The study says, ‘Our data showed that blue was associated with positive emotions, potentially related to experiences of a clear sky or clean water. Blue was not in general associated with any negative emotion.’

There’s a shade of blue for every room. The key is to choose the right tone for the feel you want – cool, grey-based blues for a fresh feel, or warmer, purpler tones for relaxation spaces like living rooms.

5. Gentle pinks

Large picture over a fireplace in pink room

(Image credit: Future PLC)

Pink seems to bring all the positive energy of red, without the associations with anger or danger. The Feeling Blue or Seeing Red? study found that it was exclusively linked to positive emotions: love, joy and pleasure.  

Angela Wright, a colour psychologist who devised a system for choosing colour based on years of lab research into our associations between colour and emotions (Colour Affects), writes, ‘Being a tint of red, pink affects us physically, but it soothes rather than stimulates. Pink is a powerful colour, psychologically. It represents the feminine principle and survival of the species. It is nurturing.’ However, she warns, ‘Too much pink is physically draining and can be somewhat emasculating.’

Joa Studholme, colour curator at Farrow & Ball, disagrees. Her advice for using pink is to use it all over: ‘The gentle tones of the blush family (Pink Ground, Setting Plaster and Templeton Pink) feel like they are giving you a big hug. They are especially soothing when used on both the walls and ceiling.’ 


What colour gives positive energy?

A 2020 study by a team of experimental psychologists, found that its participants linked green to positive and powerful emotion.

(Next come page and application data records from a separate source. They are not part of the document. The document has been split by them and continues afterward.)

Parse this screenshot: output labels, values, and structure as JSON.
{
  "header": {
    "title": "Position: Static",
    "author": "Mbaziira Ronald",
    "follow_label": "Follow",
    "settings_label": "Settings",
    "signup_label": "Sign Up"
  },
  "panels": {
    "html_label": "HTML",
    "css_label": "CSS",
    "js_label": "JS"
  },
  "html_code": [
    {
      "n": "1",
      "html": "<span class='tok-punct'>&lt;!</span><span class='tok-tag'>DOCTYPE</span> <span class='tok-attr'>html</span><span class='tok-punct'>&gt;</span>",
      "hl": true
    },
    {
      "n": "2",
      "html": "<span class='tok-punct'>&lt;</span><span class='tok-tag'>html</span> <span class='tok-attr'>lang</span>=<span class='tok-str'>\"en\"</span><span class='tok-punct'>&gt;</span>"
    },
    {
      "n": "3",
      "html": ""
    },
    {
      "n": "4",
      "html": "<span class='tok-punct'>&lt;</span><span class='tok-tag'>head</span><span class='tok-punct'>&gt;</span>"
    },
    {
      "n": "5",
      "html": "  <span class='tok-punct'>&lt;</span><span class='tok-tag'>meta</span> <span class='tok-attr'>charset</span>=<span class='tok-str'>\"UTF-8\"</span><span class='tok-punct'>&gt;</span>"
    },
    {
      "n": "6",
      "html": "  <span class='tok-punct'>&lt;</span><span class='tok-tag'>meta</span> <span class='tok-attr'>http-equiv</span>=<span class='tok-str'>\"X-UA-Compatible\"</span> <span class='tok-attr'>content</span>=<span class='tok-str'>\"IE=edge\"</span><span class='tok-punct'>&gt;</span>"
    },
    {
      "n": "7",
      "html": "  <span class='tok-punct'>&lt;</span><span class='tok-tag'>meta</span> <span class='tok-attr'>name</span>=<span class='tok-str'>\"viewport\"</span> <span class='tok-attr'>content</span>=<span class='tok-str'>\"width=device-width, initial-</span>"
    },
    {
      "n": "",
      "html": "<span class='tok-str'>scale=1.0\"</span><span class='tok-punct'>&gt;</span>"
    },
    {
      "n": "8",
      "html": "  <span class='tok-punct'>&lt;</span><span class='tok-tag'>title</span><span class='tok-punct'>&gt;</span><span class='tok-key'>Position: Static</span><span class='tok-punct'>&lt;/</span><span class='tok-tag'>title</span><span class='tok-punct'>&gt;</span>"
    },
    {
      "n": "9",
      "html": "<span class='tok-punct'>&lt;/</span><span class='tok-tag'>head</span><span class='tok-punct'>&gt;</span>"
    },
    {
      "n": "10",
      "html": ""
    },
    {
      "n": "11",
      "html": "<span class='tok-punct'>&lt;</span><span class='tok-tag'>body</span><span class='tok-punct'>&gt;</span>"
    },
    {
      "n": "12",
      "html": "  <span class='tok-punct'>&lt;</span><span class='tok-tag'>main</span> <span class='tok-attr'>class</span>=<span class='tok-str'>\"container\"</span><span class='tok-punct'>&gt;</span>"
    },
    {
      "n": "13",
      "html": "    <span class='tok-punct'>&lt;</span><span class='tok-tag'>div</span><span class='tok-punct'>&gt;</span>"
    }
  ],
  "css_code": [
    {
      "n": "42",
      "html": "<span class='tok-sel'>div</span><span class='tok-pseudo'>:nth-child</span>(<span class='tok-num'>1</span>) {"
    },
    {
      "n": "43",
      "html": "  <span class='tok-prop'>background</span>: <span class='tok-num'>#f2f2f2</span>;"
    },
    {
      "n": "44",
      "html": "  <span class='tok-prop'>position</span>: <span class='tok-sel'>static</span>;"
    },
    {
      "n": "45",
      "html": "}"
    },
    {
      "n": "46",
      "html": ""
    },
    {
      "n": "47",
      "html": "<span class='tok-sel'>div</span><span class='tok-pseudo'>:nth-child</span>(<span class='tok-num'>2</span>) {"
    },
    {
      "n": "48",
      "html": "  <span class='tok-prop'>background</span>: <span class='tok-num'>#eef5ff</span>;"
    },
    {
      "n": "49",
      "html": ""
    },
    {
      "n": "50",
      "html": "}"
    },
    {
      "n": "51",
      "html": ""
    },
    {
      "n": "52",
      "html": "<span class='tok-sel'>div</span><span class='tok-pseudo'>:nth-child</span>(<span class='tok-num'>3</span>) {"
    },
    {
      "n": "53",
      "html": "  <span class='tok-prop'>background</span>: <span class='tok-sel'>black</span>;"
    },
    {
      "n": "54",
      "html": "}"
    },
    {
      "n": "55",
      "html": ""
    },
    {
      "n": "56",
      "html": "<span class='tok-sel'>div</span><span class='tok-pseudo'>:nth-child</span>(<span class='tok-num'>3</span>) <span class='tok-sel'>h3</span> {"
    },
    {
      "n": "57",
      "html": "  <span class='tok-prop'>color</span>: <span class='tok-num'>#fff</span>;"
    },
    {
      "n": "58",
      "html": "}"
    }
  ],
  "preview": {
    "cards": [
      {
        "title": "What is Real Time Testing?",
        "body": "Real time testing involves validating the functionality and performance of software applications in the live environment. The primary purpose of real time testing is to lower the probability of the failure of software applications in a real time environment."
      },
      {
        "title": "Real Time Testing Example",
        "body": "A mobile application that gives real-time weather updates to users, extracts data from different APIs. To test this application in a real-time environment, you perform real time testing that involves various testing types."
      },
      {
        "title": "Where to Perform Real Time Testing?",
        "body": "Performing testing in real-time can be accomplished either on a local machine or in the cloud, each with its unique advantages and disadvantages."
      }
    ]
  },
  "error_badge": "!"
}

Ruth Mottershead, creative director at paint maker Little Greene, agrees: ‘Green is a fantastic colour in any room, creating tranquil, positive spaces that make us feel nurtured and harnessing the calming effects of nature indoors.’

Frames on a green wall

(Image credit: Future PLC)

What colours lift your mood?

Psychologist and wellbeing consultant Lee Chambers reveals, ‘Often, pastel shades can confer more gentle, soothing effects which give us peace of mind and feelings of wellbeing that are fundamental to being happy, while a splash of bold, bright colour can infuse us with a more excitable kind of happiness, especially if we are feeling a little low.’

What is the most positive colour?

‘Colours that trigger joy are the colours you love,’ says Karen Haller, colour and design psychology expert and author of bestseller The Little Book of Colour. ‘They are the ones that bring a smile to your face and feel good to be around. This will be different for everyone. It’s personal.’

Vanessa Richmond

Vanessa Richmond has been a freelance writer, editor and editorial consultant since 2021. Her career in magazines began in 1998 and, apart from a four-year stint at women’s lifestyle magazine Red, it has been spent working on interiors titles including House Beautiful, Country Homes & Interiors and Style at Home. She first joined the Ideal Home team in 2006 as Chief Sub-editor and subsequently became its Associate Editor, Editor and Editorial Director. Now she writes for idealhome.co.uk and Ideal Home magazine as a freelance journalist.